Silvia Ofili was born in 1984 in Nigeria and lives in Lagos, the former capital and now most populous city in the country. The author, who describes herself on Twitter as a dreamer and teacher, uses more than tweeting to speak out on topical social and political issues; she also writes articles for the Nigerian edition of »The Guardian.«
She uses satire as well as analogies with everyday life to explore events, such as in her 2011 article illustrating the absurdity of a law that had been recently passed in the Nigerian senate. The law forbid homosexuals to marry, under penalty of a jail sentence. Ofili first pointed out that not a single same-sex couple had ever applied for a marriage license in Nigeria, since there was no legal basis for doing so. She used the analogy of a law forbidding her to eat eba, a staple of Nigerian cuisine, in her own kitchen even if she didn’t have the ingredients necessary to make it. At the end of the article, Ofili scathingly wondered whether the law expressing hatred of homosexuals was perhaps, in the end, the only thing on which Christians and Muslims in the heavily disputed north of the country could actually agree.
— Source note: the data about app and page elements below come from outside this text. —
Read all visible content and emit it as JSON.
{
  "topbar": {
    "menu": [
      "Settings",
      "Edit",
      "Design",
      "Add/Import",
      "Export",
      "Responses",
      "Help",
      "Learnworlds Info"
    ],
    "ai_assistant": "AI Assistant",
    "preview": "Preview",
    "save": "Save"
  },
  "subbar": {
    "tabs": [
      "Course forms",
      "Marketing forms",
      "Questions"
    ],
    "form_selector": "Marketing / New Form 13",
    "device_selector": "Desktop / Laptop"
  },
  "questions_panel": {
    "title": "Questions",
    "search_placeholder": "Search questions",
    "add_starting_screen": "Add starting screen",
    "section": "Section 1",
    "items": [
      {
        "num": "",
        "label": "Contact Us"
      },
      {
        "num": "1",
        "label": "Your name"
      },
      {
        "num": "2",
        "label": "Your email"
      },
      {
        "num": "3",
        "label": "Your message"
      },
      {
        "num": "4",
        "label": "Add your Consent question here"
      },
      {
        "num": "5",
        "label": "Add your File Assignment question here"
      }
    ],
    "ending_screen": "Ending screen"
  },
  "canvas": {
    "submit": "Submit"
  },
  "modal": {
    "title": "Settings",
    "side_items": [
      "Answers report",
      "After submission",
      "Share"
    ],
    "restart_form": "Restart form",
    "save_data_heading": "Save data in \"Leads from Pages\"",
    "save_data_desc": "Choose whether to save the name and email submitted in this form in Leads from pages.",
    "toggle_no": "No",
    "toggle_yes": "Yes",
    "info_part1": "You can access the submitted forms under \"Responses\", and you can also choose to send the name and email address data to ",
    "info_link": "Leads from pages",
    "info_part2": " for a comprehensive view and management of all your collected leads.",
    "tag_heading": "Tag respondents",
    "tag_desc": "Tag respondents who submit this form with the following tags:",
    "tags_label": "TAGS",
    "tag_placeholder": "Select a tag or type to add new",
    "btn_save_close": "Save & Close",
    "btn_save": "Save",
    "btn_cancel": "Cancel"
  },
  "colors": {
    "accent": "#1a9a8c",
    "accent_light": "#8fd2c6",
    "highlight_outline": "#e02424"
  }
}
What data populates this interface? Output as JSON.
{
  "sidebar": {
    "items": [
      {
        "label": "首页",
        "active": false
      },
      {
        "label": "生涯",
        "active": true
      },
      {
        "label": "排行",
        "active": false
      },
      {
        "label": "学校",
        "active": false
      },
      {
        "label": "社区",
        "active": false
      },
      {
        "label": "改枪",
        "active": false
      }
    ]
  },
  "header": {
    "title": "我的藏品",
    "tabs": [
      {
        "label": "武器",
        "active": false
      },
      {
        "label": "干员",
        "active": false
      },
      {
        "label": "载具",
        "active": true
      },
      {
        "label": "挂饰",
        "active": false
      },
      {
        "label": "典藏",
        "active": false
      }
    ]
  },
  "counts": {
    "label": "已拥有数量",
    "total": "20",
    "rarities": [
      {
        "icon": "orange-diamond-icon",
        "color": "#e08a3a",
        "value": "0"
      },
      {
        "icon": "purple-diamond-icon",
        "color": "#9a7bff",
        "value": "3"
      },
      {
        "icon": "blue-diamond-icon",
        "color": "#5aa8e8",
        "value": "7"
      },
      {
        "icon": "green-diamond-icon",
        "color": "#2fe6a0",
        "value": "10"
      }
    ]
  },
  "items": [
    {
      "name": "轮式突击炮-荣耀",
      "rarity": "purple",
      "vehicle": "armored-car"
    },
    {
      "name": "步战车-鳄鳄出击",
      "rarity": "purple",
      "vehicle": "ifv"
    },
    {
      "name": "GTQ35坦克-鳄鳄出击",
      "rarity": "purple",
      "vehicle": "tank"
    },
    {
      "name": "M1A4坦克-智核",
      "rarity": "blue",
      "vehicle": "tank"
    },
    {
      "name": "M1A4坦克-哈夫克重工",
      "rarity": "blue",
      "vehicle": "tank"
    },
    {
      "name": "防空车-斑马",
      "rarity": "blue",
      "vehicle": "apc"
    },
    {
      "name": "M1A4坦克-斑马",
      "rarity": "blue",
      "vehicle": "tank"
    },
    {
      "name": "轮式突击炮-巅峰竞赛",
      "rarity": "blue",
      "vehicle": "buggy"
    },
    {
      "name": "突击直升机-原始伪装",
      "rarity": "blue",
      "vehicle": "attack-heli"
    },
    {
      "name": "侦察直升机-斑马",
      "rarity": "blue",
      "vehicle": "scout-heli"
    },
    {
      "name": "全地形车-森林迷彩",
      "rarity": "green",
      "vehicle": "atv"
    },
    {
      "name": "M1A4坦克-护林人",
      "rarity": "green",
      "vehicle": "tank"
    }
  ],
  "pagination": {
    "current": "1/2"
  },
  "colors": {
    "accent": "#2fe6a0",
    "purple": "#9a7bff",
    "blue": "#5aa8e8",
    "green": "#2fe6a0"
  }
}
Ofili also writes regularly for the website »Brittle Paper,« a platform aimed at helping to (re-)vitalize African literature and literary culture. Her 2013 short story »Just Another Story In Adichie’s Mailbox,« which appeared there, is a parody of an interview given by Nigerian writer Chimamanda Ngozi Adichie that caused an uproar in Nigerian literary circles. Adichie made derogatory comments in the interview about the Caine Prize for African Literature and the quality of the short stories that were nominated. She went on to say that if she wanted to read material from the best African authors, she would rather go to her mailbox every day, where she would find the stories sent to her by students from her writing workshops. Narrated from the point of view of one of those stories, Ofili launches an ironic plea for the defense to critics of Adichie’s pronouncements. She describes the hard life of a text trapped in a mailbox, whose high expectations of one day being acknowledged (by winning a literary prize) and reaching the promised land in the form of a printed story, will most likely never be fulfilled. The author succeeds in turning the imaginary journey of the story itself into a literary artwork.